We’ve made it to the end of the semester! Before you take a deep breath in anticipation of the onslaught of student essays you will receive over the next few days, I’d like to share with you a few tips and tricks for streamlining the grading process. Earlier in the year, I described how you could use podcasts to communicate with your students. In this entry, I will show you how just a few keyboard shortcuts can save you time and give your students more useful feedback on their writing assignments.
Within the last two years I have required students to electronically submit their writing. I had traditionally graded and annotated student papers in ink. However, in trying to minimize printing, I began requiring students to submit (via Blackboard) their essays. In so doing, invention became the mother of necessity. Students now can upload their documents in a .doc or .docx format, and I can grade them directly in Microsoft Word using keyboard shortcuts, which allow me to perform tasks without having to use the mouse and navigate menus and submenus. (The instructor can also grade directly in Blackboard, providing even more convenience. If you’ve experimented with that technique, please share your insights below!)
First, create an official assignment on the course’s Blackboard page: click Assessments (in a content tab from the far left menu) followed by Assignment (see below).
Students can upload their writing assignments to that location, where you can download all of them at once and eventually upload your subsequent graded and annotated document too. After you’ve downloaded your students’ essays, change the name of the document (click File -> Save As) so that you acknowledge that this is the one that contains your comments and corrections; e.g., change “Pat Smith COMM 264 Research Essay.doc” to “Pat Smith COMM 264 Research Essay GRADED.doc.”
After you have downloaded the student’s file and renamed it, click Tools -> Track Changes -> Highlight Changes
and activate all four options; by clicking “Track Changes While Editing,” Microsoft Word will keep track of all the edits and comments you make for the student to see.
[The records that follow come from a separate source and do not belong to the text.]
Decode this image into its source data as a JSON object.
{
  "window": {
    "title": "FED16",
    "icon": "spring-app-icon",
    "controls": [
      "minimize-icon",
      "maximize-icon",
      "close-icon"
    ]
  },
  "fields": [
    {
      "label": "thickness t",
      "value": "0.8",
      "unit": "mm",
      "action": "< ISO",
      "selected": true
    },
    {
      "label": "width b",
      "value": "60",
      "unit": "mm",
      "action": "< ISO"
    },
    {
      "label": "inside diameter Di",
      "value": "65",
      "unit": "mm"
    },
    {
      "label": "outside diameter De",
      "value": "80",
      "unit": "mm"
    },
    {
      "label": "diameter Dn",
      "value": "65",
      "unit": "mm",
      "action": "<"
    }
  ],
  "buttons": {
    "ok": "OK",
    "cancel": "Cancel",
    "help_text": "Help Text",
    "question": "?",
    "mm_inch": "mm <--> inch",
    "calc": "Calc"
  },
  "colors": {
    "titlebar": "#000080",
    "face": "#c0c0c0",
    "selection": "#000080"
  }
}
Once you have activated Track Changes, you are ready to grade and annotate the student’s essay.
I primarily use three shortcuts: highlight, strikethrough, and new comment, through which I can emphasize student errors, cross out superfluous words or phrases, and comment directly, quickly, and legibly on what the student has written.
To create these keyboard shortcuts, which fortunately you do not have to recreate every time you open up Word, click on Tools -> Customize Keyboard. Once that window opens up, scroll all the way down in the Categories section and click All Commands. In the Commands section of this window, find the word Highlight and assign a keyboard shortcut to it.
You may want to use “Control” and “H” (for highlight), so that every time you want to highlight student’s text, you can use the cursor to select the passage in question and press Control and H simultaneously. Of course, you may wish to use a different combination of keys or even change the color of the highlighted text (my default color is yellow), which you can do by using the pull-down menu in the toolbar next to the italic and underline tools (see below).
You can then create more keyboard shortcuts, such as Strikethrough. Again click Tools -> Customize Keyboard, select Categories -> All Commands, locate the Strikethrough option, and assign Control + S for Strikethrough.
Do the same to Insert New Comment (I use Control + C), where you can write marginal comments for your students to read.
If you type faster than you write, this offers a great opportunity to provide useful feedback. Furthermore, this is a wonderful solution for those of us who have poor penmanship, so that students don’t waste time deciphering what we have scribbled on their pages.
Because you created an official assignment through Blackboard, you can avoid having to email each student his or her graded assignment. You simply click on Grade Center -> Full Grade Center -> Assignments and upload the “GRADED” file where you enter the student’s grade.
NOTE: Students probably cannot read your marginal comments in the Word document on their smartphones. You might wish to advise your students to download the graded document to a computer, where they can read what you have written.
Grading papers often feels like a challenging, neverending task. Keyboard shortcuts can help you to save time and offer more constructive criticism to your students. Do you grade essays electronically? If so, do you have any tips or tricks or shortcuts that you’d like to share? Have you used Blackboard’s new features that allow you to grade student essays directly in that program?